* **Problem requirements**: Pull each line with the string "ogni" from the entries.

───── Data shown

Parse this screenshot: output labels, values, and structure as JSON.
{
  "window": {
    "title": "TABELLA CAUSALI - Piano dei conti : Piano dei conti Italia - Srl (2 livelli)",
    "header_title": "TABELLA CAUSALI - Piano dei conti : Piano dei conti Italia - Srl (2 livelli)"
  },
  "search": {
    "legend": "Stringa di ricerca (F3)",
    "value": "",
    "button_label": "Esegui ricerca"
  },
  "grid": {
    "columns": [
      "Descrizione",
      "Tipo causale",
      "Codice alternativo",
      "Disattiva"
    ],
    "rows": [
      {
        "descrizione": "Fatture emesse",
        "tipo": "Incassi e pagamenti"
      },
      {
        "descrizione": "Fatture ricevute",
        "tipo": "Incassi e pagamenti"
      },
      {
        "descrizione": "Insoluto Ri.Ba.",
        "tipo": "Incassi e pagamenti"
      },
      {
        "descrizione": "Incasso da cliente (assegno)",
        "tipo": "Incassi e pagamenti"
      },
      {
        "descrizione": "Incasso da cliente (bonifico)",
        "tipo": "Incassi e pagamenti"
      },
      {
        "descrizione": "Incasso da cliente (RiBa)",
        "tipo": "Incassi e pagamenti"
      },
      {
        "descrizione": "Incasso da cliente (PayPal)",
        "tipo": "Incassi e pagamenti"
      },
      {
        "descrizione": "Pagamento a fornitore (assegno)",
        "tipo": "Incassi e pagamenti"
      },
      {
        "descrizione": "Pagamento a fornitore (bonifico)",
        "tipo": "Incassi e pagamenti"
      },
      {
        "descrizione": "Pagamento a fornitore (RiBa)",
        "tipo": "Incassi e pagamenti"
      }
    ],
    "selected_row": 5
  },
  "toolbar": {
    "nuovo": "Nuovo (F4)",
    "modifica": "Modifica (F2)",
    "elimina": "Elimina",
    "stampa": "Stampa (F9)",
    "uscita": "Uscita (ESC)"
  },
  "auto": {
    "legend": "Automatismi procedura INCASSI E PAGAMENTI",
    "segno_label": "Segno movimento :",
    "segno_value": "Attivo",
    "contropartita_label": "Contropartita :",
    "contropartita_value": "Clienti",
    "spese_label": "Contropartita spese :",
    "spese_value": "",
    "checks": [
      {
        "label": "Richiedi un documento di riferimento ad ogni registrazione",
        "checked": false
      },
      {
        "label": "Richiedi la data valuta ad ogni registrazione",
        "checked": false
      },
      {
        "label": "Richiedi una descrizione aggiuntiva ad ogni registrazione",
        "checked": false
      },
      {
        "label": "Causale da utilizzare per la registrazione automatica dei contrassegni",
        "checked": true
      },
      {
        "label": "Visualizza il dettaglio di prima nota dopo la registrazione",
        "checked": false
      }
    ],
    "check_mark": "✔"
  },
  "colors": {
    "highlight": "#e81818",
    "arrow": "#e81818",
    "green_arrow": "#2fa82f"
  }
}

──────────

* **Final answer**:
        "label": "Richiedi un documento di riferimento ad ogni registrazione",
        "label": "Richiedi la data valuta ad ogni registrazione",
        "label": "Richiedi una descrizione aggiuntiva ad ogni registrazione",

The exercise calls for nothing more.